Endometriosis, I Am Thankful For You
I know what you are thinking: "WHAT? How can this girl be thankful for having endometriosis?" This illness is certainly not easy to deal with. It truly is a daily struggle, fight, and battle, even on the good days. The agony and exhaustion that comes with it can make it hard to want to even find an ounce of gratitude. But I would be lying if I said endometriosis didn't bring good things into my life.
While practicing gratitude daily won't get rid of my endometriosis, it has certainly helped changed my mindset towards it all. And with Thanksgiving just behind us, I thought I would share a few things endometriosis has made me grateful for.
Connected me to many amazing individuals
I cannot thank endometriosis enough for bringing so many amazing women into my life. Since my official diagnosis in 2017, I have met so many strong warriors, both in person and online, who have all become such amazing friends. So many other women out there are fighting this fight and I am honored to fight this fight along side them. And what I think is the absolute coolest thing ever is, I have friends from all over the world. Without endometriosis, I would probably have never connected with these individuals across the world.
Learning to listen to my body
I am thankful that endometriosis has taught me to listen to my body. This could be as simple as listening when a certain food makes me sick, to just being able to remind myself that I need to rest. Before having an official chronic illness diagnosis, I certainly never listened to any signs my body was giving me that I needed rest or that I needed to make certain changes.
Being more aware of what goes into my body
I am thankful endometriosis has taught me to look at every little thing I put into my body. This can be exhausting at times, reading labels over and over, but it has helped me better understand what my body can and can't handle. I have discovered that removing different foods, has helped make me feel less junky. Before becoming aware of this, I would eat anything I wanted and just assumed that feeling crappy right after was all just part of it.
Finding my strength
I am thankful for endometriosis teaching me just how strong I am - emotionally, mentally, and physically. Even on those days I feel weak, I know I have what it takes to get through it. Living with this illness is certainly one of the hardest things I am learning to overcome, but remembering my strength gets me through each day. I will not allow this illness to rule my life and it has taught me that I am more than capable of facing all my problems and that it is ok to take them all one day at a time.
Guiding me to new opportunities

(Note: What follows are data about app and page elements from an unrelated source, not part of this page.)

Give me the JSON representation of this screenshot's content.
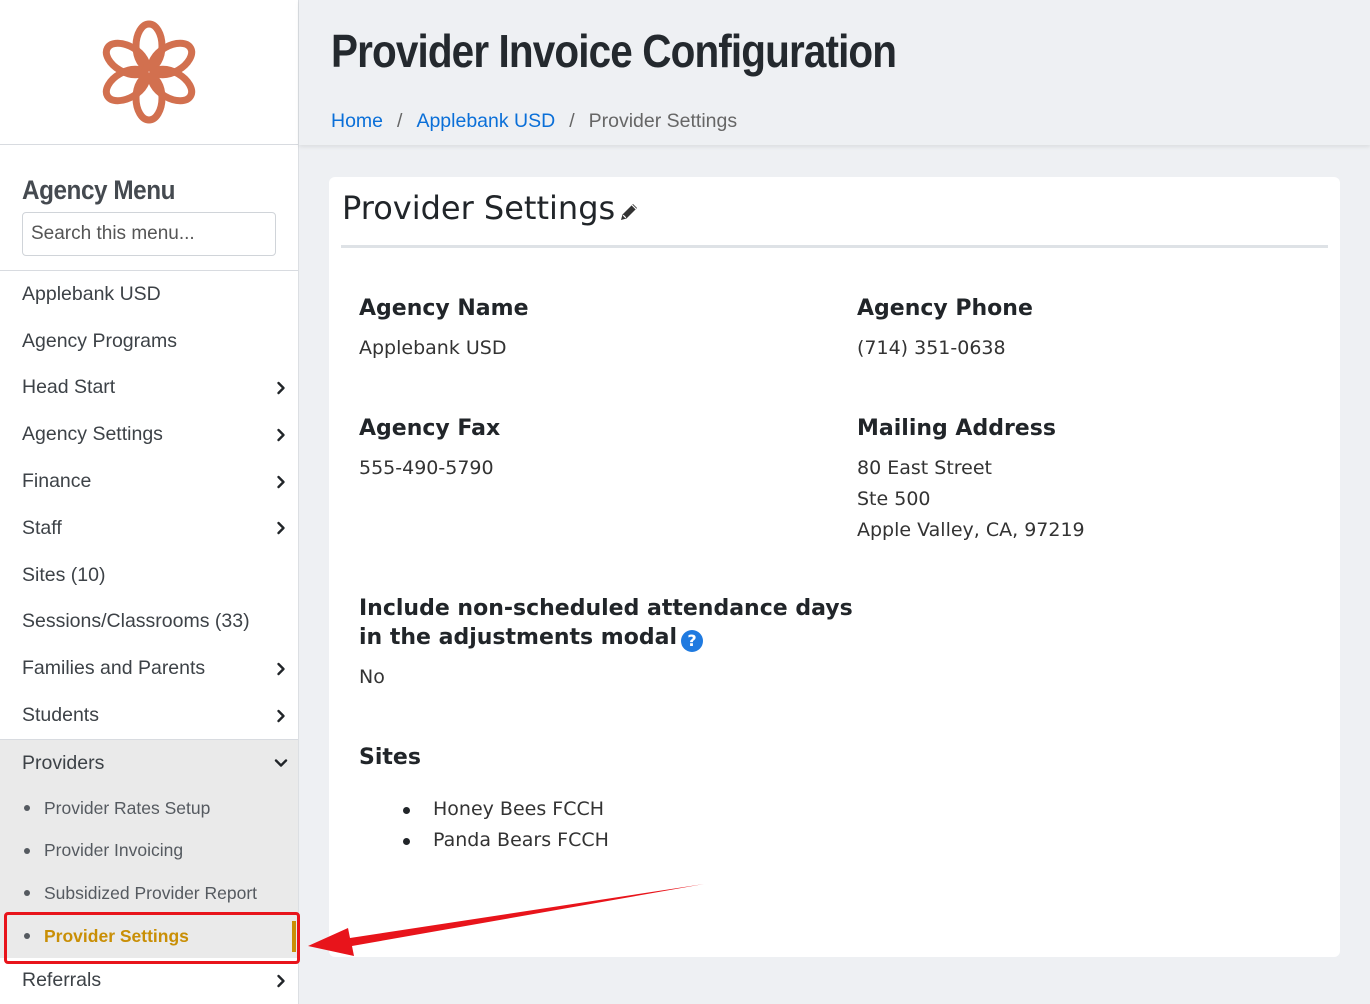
{
  "app": {
    "page_title": "Provider Invoice Configuration",
    "logo": "flower-logo",
    "brand_color": "#d2704f",
    "accent_color": "#0a6fd8",
    "active_color": "#c98f06",
    "annotation_color": "#e8141b"
  },
  "breadcrumb": {
    "items": [
      {
        "label": "Home",
        "link": true
      },
      {
        "label": "Applebank USD",
        "link": true
      },
      {
        "label": "Provider Settings",
        "link": false
      }
    ],
    "separator": "/"
  },
  "sidebar": {
    "menu_title": "Agency Menu",
    "search_placeholder": "Search this menu...",
    "items": [
      {
        "label": "Applebank USD",
        "has_children": false
      },
      {
        "label": "Agency Programs",
        "has_children": false
      },
      {
        "label": "Head Start",
        "has_children": true
      },
      {
        "label": "Agency Settings",
        "has_children": true
      },
      {
        "label": "Finance",
        "has_children": true
      },
      {
        "label": "Staff",
        "has_children": true
      },
      {
        "label": "Sites (10)",
        "has_children": false
      },
      {
        "label": "Sessions/Classrooms (33)",
        "has_children": false
      },
      {
        "label": "Families and Parents",
        "has_children": true
      },
      {
        "label": "Students",
        "has_children": true
      }
    ],
    "expanded_group": {
      "label": "Providers",
      "sub_items": [
        {
          "label": "Provider Rates Setup",
          "active": false
        },
        {
          "label": "Provider Invoicing",
          "active": false
        },
        {
          "label": "Subsidized Provider Report",
          "active": false
        },
        {
          "label": "Provider Settings",
          "active": true
        }
      ]
    },
    "after_items": [
      {
        "label": "Referrals",
        "has_children": true
      }
    ]
  },
  "card": {
    "title": "Provider Settings",
    "edit_icon": "pencil-icon",
    "agency_name_label": "Agency Name",
    "agency_name_value": "Applebank USD",
    "agency_phone_label": "Agency Phone",
    "agency_phone_value": "(714) 351-0638",
    "agency_fax_label": "Agency Fax",
    "agency_fax_value": "555-490-5790",
    "mailing_address_label": "Mailing Address",
    "mailing_address_lines": [
      "80 East Street",
      "Ste 500",
      "Apple Valley, CA, 97219"
    ],
    "nonscheduled_label_line1": "Include non-scheduled attendance days",
    "nonscheduled_label_line2": "in the adjustments modal",
    "nonscheduled_value": "No",
    "help_icon_glyph": "?",
    "sites_label": "Sites",
    "sites": [
      "Honey Bees FCCH",
      "Panda Bears FCCH"
    ]
  }
}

I am thankful endometriosis led me to where I am now. While I had other plans for my life, I couldn't be any happier with where I am right this very second. Endometriosis has opened up doors, jobs, opportunities I never would have ever thought about. It has led me to find my passion and do the things I love to do.

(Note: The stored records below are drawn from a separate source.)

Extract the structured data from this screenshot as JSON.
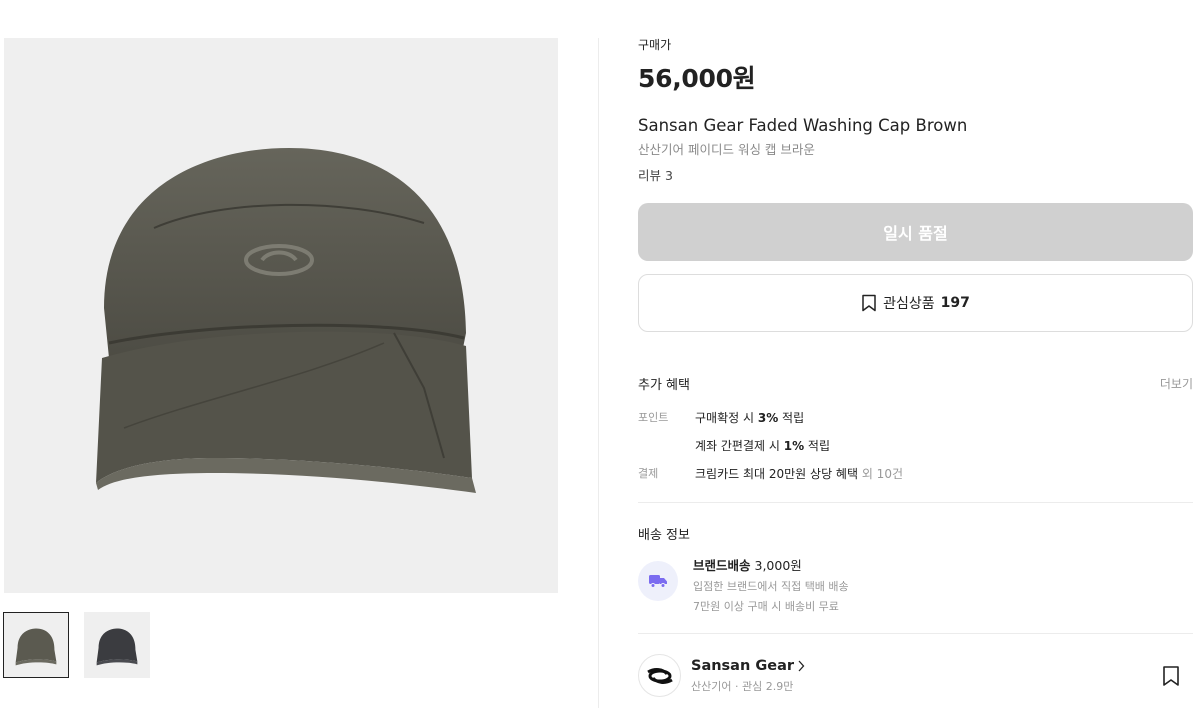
{
  "product": {
    "price_label": "구매가",
    "price": "56,000원",
    "name_en": "Sansan Gear Faded Washing Cap Brown",
    "name_ko": "산산기어 페이디드 워싱 캡 브라운",
    "reviews": "리뷰 3",
    "image_icon": "cap-image",
    "cap_color": "#5b5a50"
  },
  "gallery": {
    "thumbnails": [
      {
        "name": "brown-cap-thumbnail",
        "color": "#5b5a50",
        "active": true
      },
      {
        "name": "charcoal-cap-thumbnail",
        "color": "#3b3c40",
        "active": false
      }
    ]
  },
  "actions": {
    "soldout_label": "일시 품절",
    "wish_label": "관심상품",
    "wish_count": "197"
  },
  "benefits": {
    "title": "추가 혜택",
    "more": "더보기",
    "point_label": "포인트",
    "point_1_prefix": "구매확정 시 ",
    "point_1_bold": "3%",
    "point_1_suffix": " 적립",
    "point_2_prefix": "계좌 간편결제 시 ",
    "point_2_bold": "1%",
    "point_2_suffix": " 적립",
    "payment_label": "결제",
    "payment_text": "크림카드 최대 20만원 상당 혜택",
    "payment_extra": " 외 10건"
  },
  "shipping": {
    "title": "배송 정보",
    "method_bold": "브랜드배송",
    "method_fee": " 3,000원",
    "line_1": "입점한 브랜드에서 직접 택배 배송",
    "line_2": "7만원 이상 구매 시 배송비 무료",
    "icon": "truck-icon",
    "icon_color": "#7b6cf0"
  },
  "brand": {
    "name": "Sansan Gear",
    "meta": "산산기어 · 관심 2.9만"
  }
}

Become an advocate for not only myself, but others too
I am thankful endometriosis chose me so that I can help raise awareness and be there for others suffering. I have always loved helping others. Endometriosis has given me a purpose to be able to do this. I have learned to not only advocate for others, but for myself as well. To keep on fighting and educating!
Love my body

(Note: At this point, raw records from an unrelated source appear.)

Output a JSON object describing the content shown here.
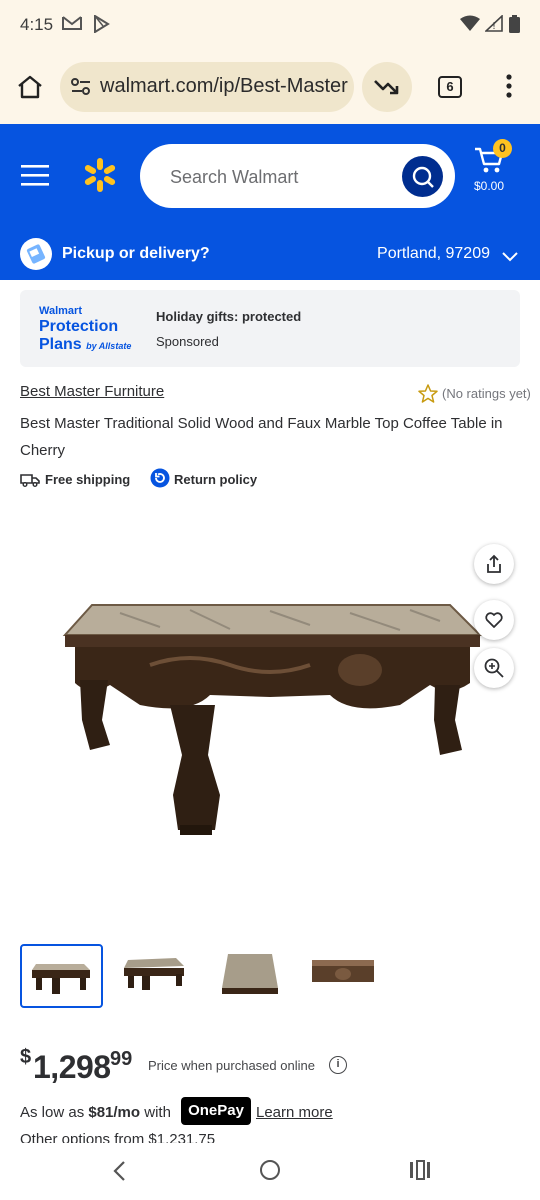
{
  "status_bar": {
    "time": "4:15",
    "icons": [
      "gmail-icon",
      "play-store-icon",
      "wifi-icon",
      "signal-icon",
      "battery-icon"
    ]
  },
  "browser": {
    "url": "walmart.com/ip/Best-Master-Furniture",
    "tab_count": "6"
  },
  "header": {
    "search_placeholder": "Search Walmart",
    "cart_count": "0",
    "cart_total": "$0.00",
    "brand_color": "#0654e0",
    "spark_color": "#ffc220"
  },
  "pickup": {
    "label": "Pickup or delivery?",
    "location": "Portland, 97209"
  },
  "ad": {
    "logo_top": "Walmart",
    "logo_line1": "Protection",
    "logo_line2": "Plans",
    "logo_by": "by Allstate",
    "headline": "Holiday gifts: protected",
    "sponsored": "Sponsored"
  },
  "product": {
    "brand": "Best Master Furniture",
    "ratings": "(No ratings yet)",
    "title": "Best Master Traditional Solid Wood and Faux Marble Top Coffee Table in Cherry",
    "free_shipping": "Free shipping",
    "return_policy": "Return policy",
    "thumbnail_count": 4,
    "active_thumbnail": 1
  },
  "price": {
    "currency": "$",
    "dollars": "1,298",
    "cents": "99",
    "note": "Price when purchased online",
    "as_low_prefix": "As low as ",
    "monthly": "$81/mo",
    "with": " with",
    "onepay": "OnePay",
    "learn_more": "Learn more",
    "other_options": "Other options from $1,231.75"
  }
}
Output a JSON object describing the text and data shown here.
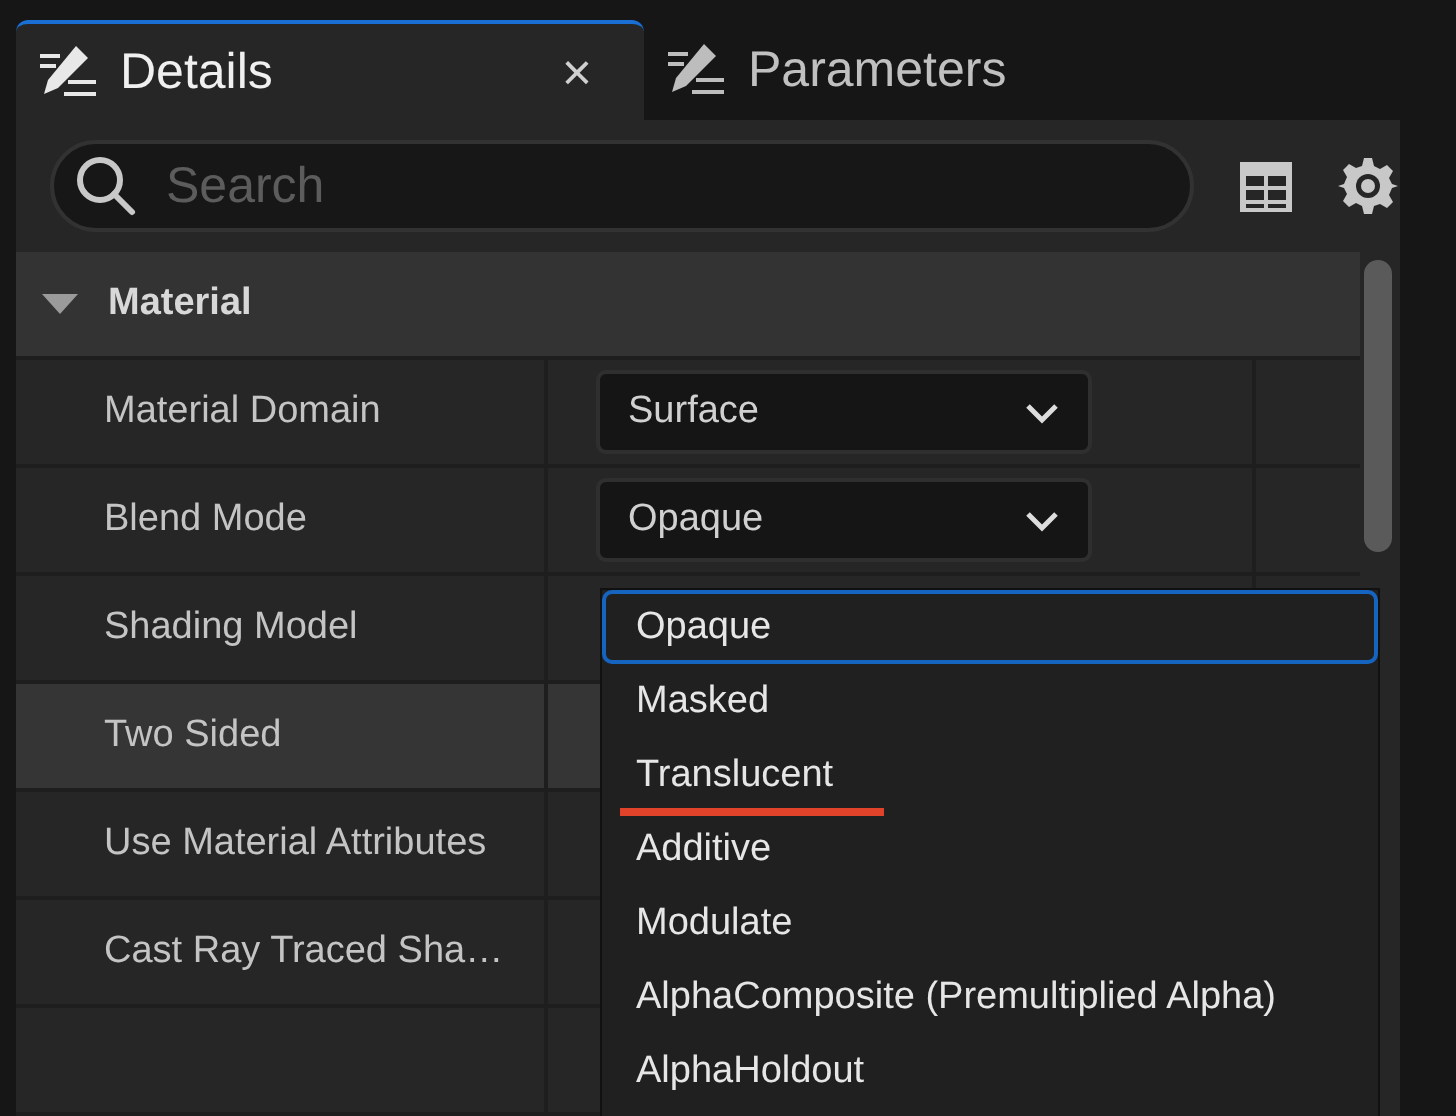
{
  "tabs": [
    {
      "label": "Details",
      "selected": true,
      "close": "×"
    },
    {
      "label": "Parameters",
      "selected": false
    }
  ],
  "search": {
    "placeholder": "Search"
  },
  "section": {
    "title": "Material",
    "expanded": true
  },
  "rows": [
    {
      "kind": "combo",
      "label": "Material Domain",
      "value": "Surface",
      "hovered": false
    },
    {
      "kind": "combo",
      "label": "Blend Mode",
      "value": "Opaque",
      "hovered": false
    },
    {
      "kind": "plain",
      "label": "Shading Model",
      "hovered": false
    },
    {
      "kind": "plain",
      "label": "Two Sided",
      "hovered": true
    },
    {
      "kind": "plain",
      "label": "Use Material Attributes",
      "hovered": false
    },
    {
      "kind": "plain",
      "label": "Cast Ray Traced Sha…",
      "hovered": false
    },
    {
      "kind": "plain",
      "hovered": false
    }
  ],
  "dropdown": {
    "items": [
      {
        "label": "Opaque",
        "selected": true,
        "underlined": false
      },
      {
        "label": "Masked",
        "selected": false,
        "underlined": false
      },
      {
        "label": "Translucent",
        "selected": false,
        "underlined": true
      },
      {
        "label": "Additive",
        "selected": false,
        "underlined": false
      },
      {
        "label": "Modulate",
        "selected": false,
        "underlined": false
      },
      {
        "label": "AlphaComposite (Premultiplied Alpha)",
        "selected": false,
        "underlined": false
      },
      {
        "label": "AlphaHoldout",
        "selected": false,
        "underlined": false
      }
    ]
  }
}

I am thankful that endometriosis has taught me to love my body. While loving my body isn't always easy, I have learned to stop being so angry at it. My body is doing the best it can everyday. It's not my bodies fault or my fault that we are dealing with endometriosis. Hating my body will not make endometriosis go away or the pain stop, so learning to be gentle with myself is something I am so thankful for.
Appreciate life + show more compassion
Lastly, I am thankful for endometriosis teaching me to appreciate life more. I no longer take things for granted and I hold close everything I do have in my life. Life is too short. Endometriosis has taught me to appreciate even the smallest moments. I have also learned to show more compassion towards others. You just don't know what others are dealing with daily. Living with an invisible illness has proved that.
Has endometriosis made you thankful for anything?
Have you ever experienced a "weird" symptom and wondered if it was endo related?